Auricular acupuncture therapy will be available to prostate cancer patients under the care of Maidstone and Tunbridge Wells NHS Trust, as of next month (April).

The therapy, which involves placing five small needles in the ear, is primarily aimed at those receiving hormone therapy as it may help some patients cope with the side effects of their treatment such as hot flushes, anxiety, stress, sleeplessness and generally feeling unwell.

Urology Cancer Support Workers Andrea Dennis and Emma Carroll, who have both been trained in ear acupuncture by the National Acupuncture Detoxification Association (NADA), volunteered to run the clinics which have received funding from Prostate Cancer UK.

Although the clinics are not expected to start until Easter, the announcement has been made to coincide with Prostate Cancer Awareness Month which runs throughout March.

To mark the event, Andrea and Emma will be hosting a stall, along with Prostate Cancer UK volunteer Terry Potter – who is a survivor of prostate cancer, in main reception at Maidstone Hospital on Tuesday 10 March from 10am to 4pm. They will also be in the entrance area of Tunbridge Wells Hospital on Wednesday 11 March between 10am and 4pm.

Visitors will be able to take away information leaflets, ask Terry about his own experiences of prostate cancer and speak to Andrea and Emma and members of the Clinical Nurse Specialist Team about the forthcoming acupuncture therapy clinics which Oncologists and the Clinical Nurse Specialist Team will be able to refer suitable patients to.

The acupuncture therapy clinics will be held every Monday between 3pm and 4.30pm in the Infusion Suite on Peale Ward located on Level 1 in the Green Zone at Maidstone Hospital and every Wednesday between 6pm and 7.30pm in the Plaster Suite located in Outpatients Zone 2 at Tunbridge Wells Hospital.

Patients are asked to commit to one hour per week for a total of six weeks in order to complete the therapy course.

Andrea Dennis said: “The acupuncture therapy clinics are a complementary service for patients in addition to their mainstream treatment.

“For some patients they may notice a general improvement in both physical and emotional well-being because acupuncture may help reduce the side effects of their treatment.

“As the therapy is set in a group environment, with a maximum of 10 patients in the room at any one time, we hope it will help patients to feel that they are not alone and to find support from their peers. An important part of the session is sitting quietly for about 40 minutes, something very few people do these days, and this alone will help anyone who maybe suffering with stress.”

Offering acupuncture therapy to cancer patients isn’t new for the Trust.

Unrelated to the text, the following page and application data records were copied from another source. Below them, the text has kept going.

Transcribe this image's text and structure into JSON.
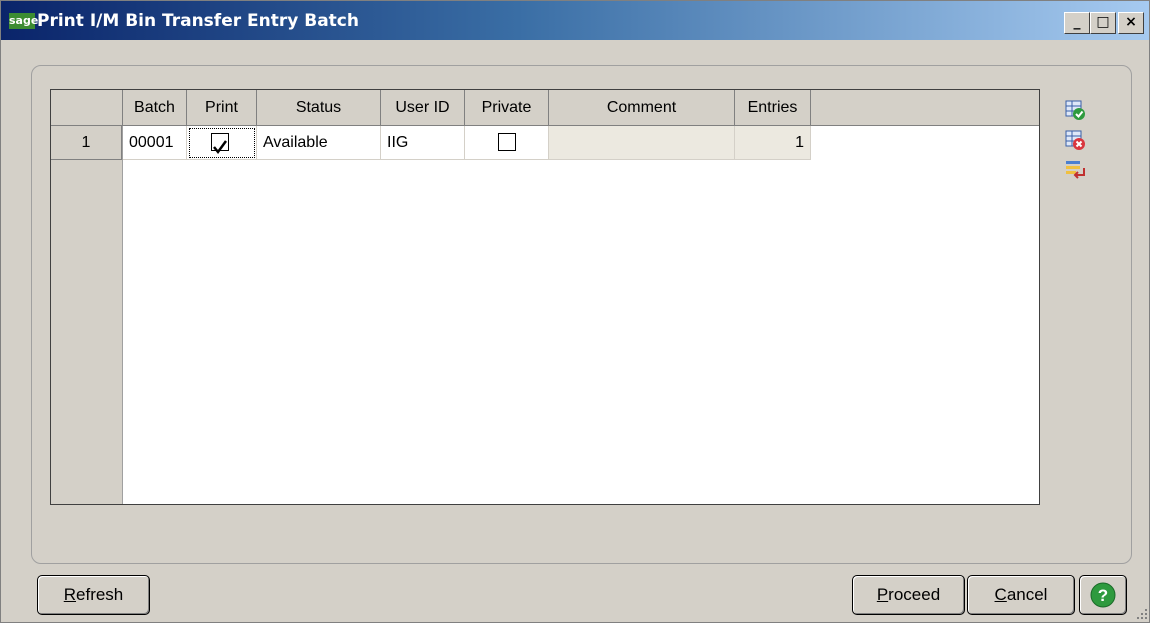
{
  "window": {
    "logo_text": "sage",
    "title": "Print I/M Bin Transfer Entry Batch",
    "controls": {
      "minimize": "_",
      "maximize": "□",
      "close": "×"
    }
  },
  "grid": {
    "columns": [
      "Batch",
      "Print",
      "Status",
      "User ID",
      "Private",
      "Comment",
      "Entries"
    ],
    "rows": [
      {
        "row_number": "1",
        "batch": "00001",
        "print": true,
        "status": "Available",
        "user_id": "IIG",
        "private": false,
        "comment": "",
        "entries": "1"
      }
    ]
  },
  "side_toolbar": {
    "icons": [
      "select-all-icon",
      "clear-all-icon",
      "reverse-selection-icon"
    ]
  },
  "buttons": {
    "refresh": {
      "mnemonic": "R",
      "rest": "efresh"
    },
    "proceed": {
      "mnemonic": "P",
      "rest": "roceed"
    },
    "cancel": {
      "mnemonic": "C",
      "rest": "ancel"
    },
    "help_icon": "help-icon"
  },
  "colors": {
    "title_start": "#0a246a",
    "title_end": "#a6caf0",
    "logo_green": "#3c8c32",
    "help_green": "#2e9a3e",
    "face": "#d4d0c8"
  }
}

In 2016 its Breast Cancer Team opened an acupuncture clinic at the Kent Oncology Centre at Maidstone Hospital in memory of Susan Murray, a former patient who died in June 2015.

Emma Carroll added: “Those clinics have been very successful and popular with patients so we’re really just duplicating what’s already in place as prostate cancer patients suffer similar aside-effects to those receiving treatment for breast cancer.”